EXTREMES OF THE WHALE ORDER

Whales are fascinating in so many ways, and continue to intrigue scientists and delight onlookers. They are most commonly known for their size, which can reach mammoth proportions. Within the whale order, there are drastic extremes, illustrating just how diverse and enthralling these marine mammals are. To examine these extremes is to get a glimpse of the wonders of creation and of these unique and beautiful giants.

Fastest
The fastest whales are the Orca (or Killer Whale) and the Pilot Whale. When necessary, these species will swim at speeds of more than 48 kilometres (or 30 miles) per hour. This is usually done in order to catch prey. The fastest of the great whales is the Sei, which reaches 23 miles (or 37 kilometres) per hour. This is done in short bursts, though, and cannot be sustained.

Biggest
The Blue Whale is the biggest whale and, in truth, the largest of all living creatures. In fact, it is larger than any known dinosaur that ever existed. They are baleen whales (meaning that they feed on plankton and small crustaceans via sieve-like structures in the mouth), and require plenty of food to sustain their enormity. They reach up to 100 feet (or more than 33.5 metres) in length. Their tongue is said to weigh as much as the average elephant and their heart is roughly the size of a Volkswagen Beetle. A four-year-old child can comfortably crawl through the aortic artery of a Blue Whale.

Sperm Whales are the largest of the toothed whales at more than 50 feet (over 15 metres) and about 43 tons.

Smallest
The smallest whale species is the Dwarf Sperm Whale. It is only about 2.6 metres (or 8.5 feet) long at full maturity. It will weigh about 250 kilograms (or 550 pounds) at adulthood.

Longest Baleen
Baleen refers to the mouth structure that sieves the ocean water and captures the plankton for consumption. The Bowhead Whale has the longest baleen, with about 350 pairs of baleen plates in its mouth. The fine structures are about 446 centimetres (or 176 inches) long and 35.5 centimetres (or 14 inches) wide. The bow shape of its head accommodates these bristles.

Most Stable Pod Structure
Killer Whales and Pilot Whales live in very stable pods. They work together in hunting and the care of their young, and they migrate as a unit. They are known for maintaining this structure for their entire lifetime.

Longest Tooth
Although it is often mistaken for some type of horn, the structure on the front of a Narwhal’s head is actually a tooth. It can measure between two and three metres (or seven to 10 feet) in length, qualifying as the longest tooth in the cetacean family.

Loudest
At 188 decibels, the Blue Whale is the loudest animal known to man. A human scream does not usually exceed 70 decibels, and a jet engine reaches about 140 decibels. Their whistles can be heard from miles away, and are important means of communication for whales.

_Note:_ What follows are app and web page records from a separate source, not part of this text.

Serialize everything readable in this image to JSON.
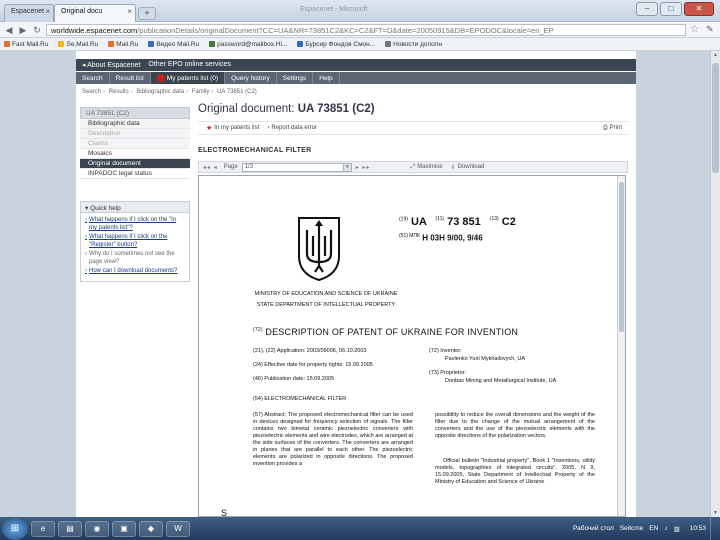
{
  "browser": {
    "tabs": [
      {
        "label": "Espacenet",
        "active": false
      },
      {
        "label": "Original docu",
        "active": true
      }
    ],
    "new_tab": "+",
    "window_title": "Espacenet - Microsoft",
    "window_buttons": [
      "–",
      "□",
      "✕"
    ],
    "nav": [
      "◀",
      "▶",
      "↻"
    ],
    "url_host": "worldwide.espacenet.com",
    "url_path": "/publicationDetails/originalDocument?CC=UA&NR=73851C2&KC=C2&FT=D&date=20050915&DB=EPODOC&locale=en_EP",
    "bookmarks": [
      {
        "label": "Fast Mail.Ru",
        "color": "#e0702c"
      },
      {
        "label": "Se.Mail.Ru",
        "color": "#f0b820"
      },
      {
        "label": "Mail.Ru",
        "color": "#e0702c"
      },
      {
        "label": "Видео Mail.Ru",
        "color": "#3b6bb8"
      },
      {
        "label": "password@mailbox.Hi...",
        "color": "#3b7a3b"
      },
      {
        "label": "Бурсир Фондов Смон...",
        "color": "#3b6bb8"
      },
      {
        "label": "Новости дополн",
        "color": "#777"
      }
    ]
  },
  "epo": {
    "top_left": "About Espacenet",
    "top_right": "Other EPO online services",
    "nav": [
      "Search",
      "Result list",
      "My patents list (0)",
      "Query history",
      "Settings",
      "Help"
    ],
    "breadcrumb": [
      "Search",
      "Results",
      "Bibliographic data",
      "Family",
      "UA 73851 (C2)"
    ]
  },
  "left_nav": {
    "header": "UA 73851 (C2)",
    "items": [
      {
        "label": "Bibliographic data",
        "state": "normal"
      },
      {
        "label": "Description",
        "state": "disabled"
      },
      {
        "label": "Claims",
        "state": "disabled"
      },
      {
        "label": "Mosaics",
        "state": "normal"
      },
      {
        "label": "Original document",
        "state": "active"
      },
      {
        "label": "INPADOC legal status",
        "state": "normal"
      }
    ]
  },
  "quick_help": {
    "title": "Quick help",
    "items": [
      {
        "label": "What happens if I click on the \"In my patents list\"?",
        "link": true
      },
      {
        "label": "What happens if I click on the \"Register\" button?",
        "link": true
      },
      {
        "label": "Why do I sometimes not see the page view?",
        "link": false
      },
      {
        "label": "How can I download documents?",
        "link": true
      }
    ]
  },
  "main": {
    "title_prefix": "Original document: ",
    "title_doc": "UA 73851  (C2)",
    "actions": {
      "patents_list": "In my patents list",
      "report_error": "Report data error",
      "print": "Print"
    },
    "document_name": "ELECTROMECHANICAL FILTER",
    "toolbar": {
      "nav_prev": "◂◂  ◂",
      "page_label": "Page",
      "page_value": "1/3",
      "nav_next": "▸  ▸▸",
      "maximise": "Maximise",
      "download": "Download"
    }
  },
  "patent": {
    "c11": "(11)",
    "c19": "(19)",
    "c13": "(13)",
    "c51": "(51) МПК",
    "country": "UA",
    "number": "73 851",
    "kind": "C2",
    "ipc": "H 03H 9/00, 9/46",
    "ministry": "MINISTRY OF EDUCATION AND SCIENCE OF UKRAINE",
    "department": "STATE DEPARTMENT OF INTELLECTUAL PROPERTY",
    "code72_title": "(72)",
    "description_title": "DESCRIPTION OF PATENT OF UKRAINE FOR INVENTION",
    "bib_left": [
      "(21), (22) Application: 2003/09006, 06.10.2003",
      "(24) Effective date for property rights: 15.09.2005",
      "(46) Publication date: 15.09.2005"
    ],
    "bib_right": [
      "(72) Inventor:",
      "Pavlenko Yurii Mykhailovych, UA",
      "(73) Proprietor:",
      "Donbas Mining and Metallurgical Institute, UA"
    ],
    "title54": "(54) ELECTROMECHANICAL FILTER",
    "abstract_left": "(57) Abstract: The proposed electromechanical filter can be used in devices designed for frequency selection of signals. The filter contains two bimetal ceramic piezoelectric converters with piezoelectric elements and wire electrodes, which are arranged at the side surfaces of the converters. The converters are arranged in planes that are parallel to each other. The piezoelectric elements are polarized in opposite directions. The proposed invention provides a",
    "abstract_right": "possibility to reduce the overall dimensions and the weight of the filter due to the change of the mutual arrangement of the converters and the use of the piezoelectric elements with the opposite directions of the polarization vectors.",
    "bulletin": "Official bulletin \"Industrial property\", Book 1 \"Inventions, utility models, topographies of integrated circuits\", 2005, N 9, 15.09.2005, State Department of Intellectual Property of the Ministry of Education and Science of Ukraine",
    "page_mark": "S"
  },
  "taskbar": {
    "start": "⊞",
    "apps": [
      "e",
      "▤",
      "◉",
      "▣",
      "◆",
      "W"
    ],
    "tray_label": "Рабочий стол",
    "tray_item": "Seitcme",
    "lang": "EN",
    "clock": "10:53"
  }
}
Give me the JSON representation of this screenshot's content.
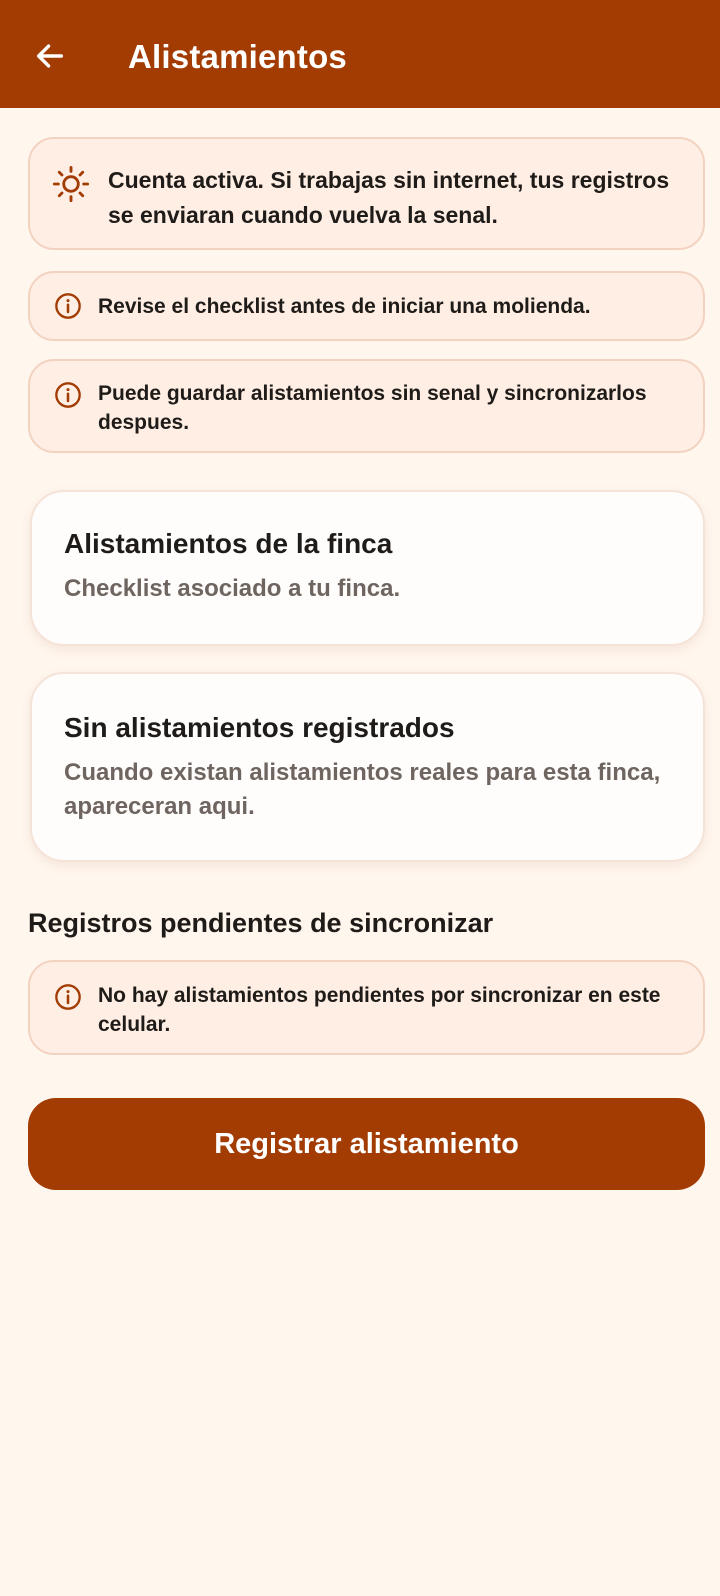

Deadliest
The Killer Whale, also known as the Orca, certainly lives up to its name and is the world’s deadliest whale. It is known for its hunting abilities, and this carnivore dines on hundreds of pounds of fish, marine birds, other whales, seals, sea lions and squid every day. They generally hunt alone but often use teamwork too.

Deepest Divers
The Sperm Whale is the deepest diver of all the whales. It can dive to 10 500 feet (or 3 200 metres) below the surface of the ocean. They go to these great depths in order to hunt for food, as the giant squid lives deep in the black waters of the ocean. This dive can take about 40 minutes to complete, after which time the whale will surface to rest for about 10 minutes.

Biggest Brain
The Sperm Whale, being one of the largest animals in existence, has the biggest brain. Its brain weighs about nine kilograms (or 20 pounds). This is the approximate weight of an average car tire or a toddler.

Longest Migration
The Gray Whale boasts the longest migration as it travels from the Arctic North to the Mexican Baja Peninsula. This is a total of approximately 12 500 miles or more than 20 000 kilometres. During this annual migration, they stick close to the shore.